Starting on Nov. 4, a scene repeated itself over and over on bustling Bloor Street in downtown Toronto. When pedestrians approached Manulife Financial Corp.’s imposing headquarters, their voices quieted, their pace slowed. Many stopped, reached for their phones and started taking pictures. Behind the cast-iron fences, the company’s immaculately clipped lawn is covered with small Canadian flags. Lined up row on row, scores of Canada’s red maple leaves gently blow in the wind. There are exactly 11,843. Each flag represents 10 Canadian troops who have fallen in war or on peacekeeping missions.

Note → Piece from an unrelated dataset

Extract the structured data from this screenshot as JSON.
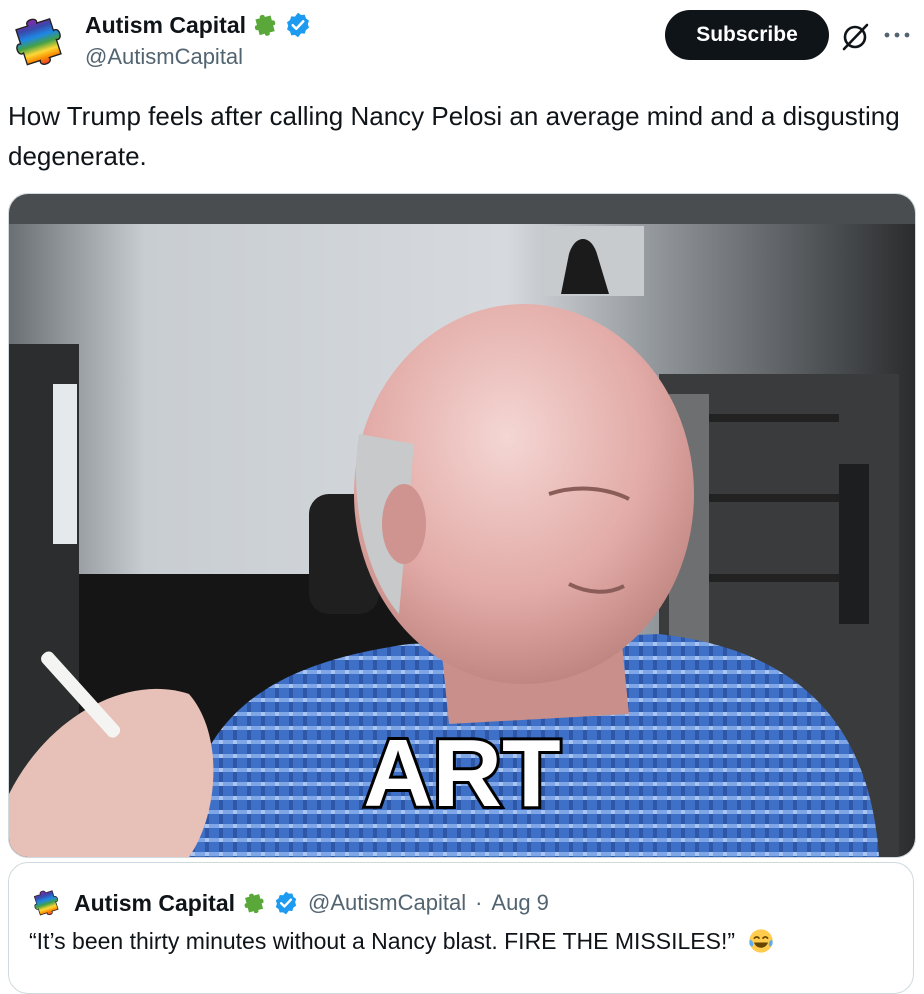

The inspiration for the flag garden originally came from Lisa Thomson, the wife of the firm’s chief investment officer, Warren Thomson, who brought it to work, noting that the company’s American arm, John Hancock, had been doing something similar for Memorial Day in Boston for several years. “It’s a gesture of thanks and remembrance,” says spokesperson Brooke Tucker-Reid, “and a way to bring attention to veterans and the fallen.”
Exactly one week before Nov. 11, after workers carefully laid out the grid on the lawn, nearly 100 Manulife employees got to work planting the flags. There were so many volunteers that the task, expected to take until after dark, was finished in a few hours.
Large Remembrance banners hang from the building’s neoclassical facade, while small explanatory notes are tied to the fence. There has been such interest that the main gates, normally closed on weekends, were kept open to allow people to get a better look. On Monday, workers returned to the lawn, straightening flags that had broken formation during a blustery weekend.
Manulife’s flag garden isn’t unique. Since 1928, Britain has created Fields of Remembrance for its war dead. This year, in addition to the main field at Westminster Abbey in London, another five fields were “planted” around Britain with more than 120,000 tributes, many carrying personal notes to the dead. Yet Toronto’s flag garden is set apart by both its locale and creators—the headquarters of a private company.
Inaugurated by Ontario Lieutenant Governor Elizabeth Dowdeswell, the display will be in place for a week. At the end of Remembrance Day, Manulife will remove the flags. Tucker-Reid says they will be back next November.
Update: On Nov. 10, Manulife clarified that the idea originated with Lisa Thomson. Her husband, Warren, then who brought it to the firm. The wording has been edited to reflect that clarification.